[[ Data in this exercise open ]]

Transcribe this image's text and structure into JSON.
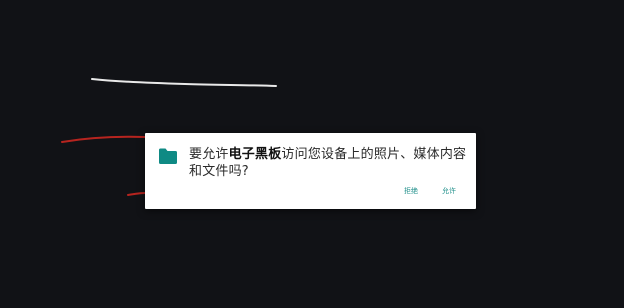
{
  "canvas": {
    "background": "#111216",
    "strokes": [
      {
        "color": "#e9e9e9",
        "name": "white-stroke"
      },
      {
        "color": "#b7241f",
        "name": "red-stroke-1"
      },
      {
        "color": "#b7241f",
        "name": "red-stroke-2"
      }
    ]
  },
  "dialog": {
    "icon": "folder-icon",
    "icon_color": "#0f8a84",
    "message_prefix": "要允许",
    "app_name": "电子黑板",
    "message_suffix": "访问您设备上的照片、媒体内容和文件吗?",
    "deny_label": "拒绝",
    "allow_label": "允许",
    "accent_color": "#1f8f8a"
  }
}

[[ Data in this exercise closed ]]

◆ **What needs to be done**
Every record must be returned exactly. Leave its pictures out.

◆ **Expected output**
Transcribe this image's text and structure into JSON.
{
  "canvas": {
    "background": "#111216",
    "strokes": [
      {
        "color": "#e9e9e9",
        "name": "white-stroke"
      },
      {
        "color": "#b7241f",
        "name": "red-stroke-1"
      },
      {
        "color": "#b7241f",
        "name": "red-stroke-2"
      }
    ]
  },
  "dialog": {
    "icon": "folder-icon",
    "icon_color": "#0f8a84",
    "message_prefix": "要允许",
    "app_name": "电子黑板",
    "message_suffix": "访问您设备上的照片、媒体内容和文件吗?",
    "deny_label": "拒绝",
    "allow_label": "允许",
    "accent_color": "#1f8f8a"
  }
}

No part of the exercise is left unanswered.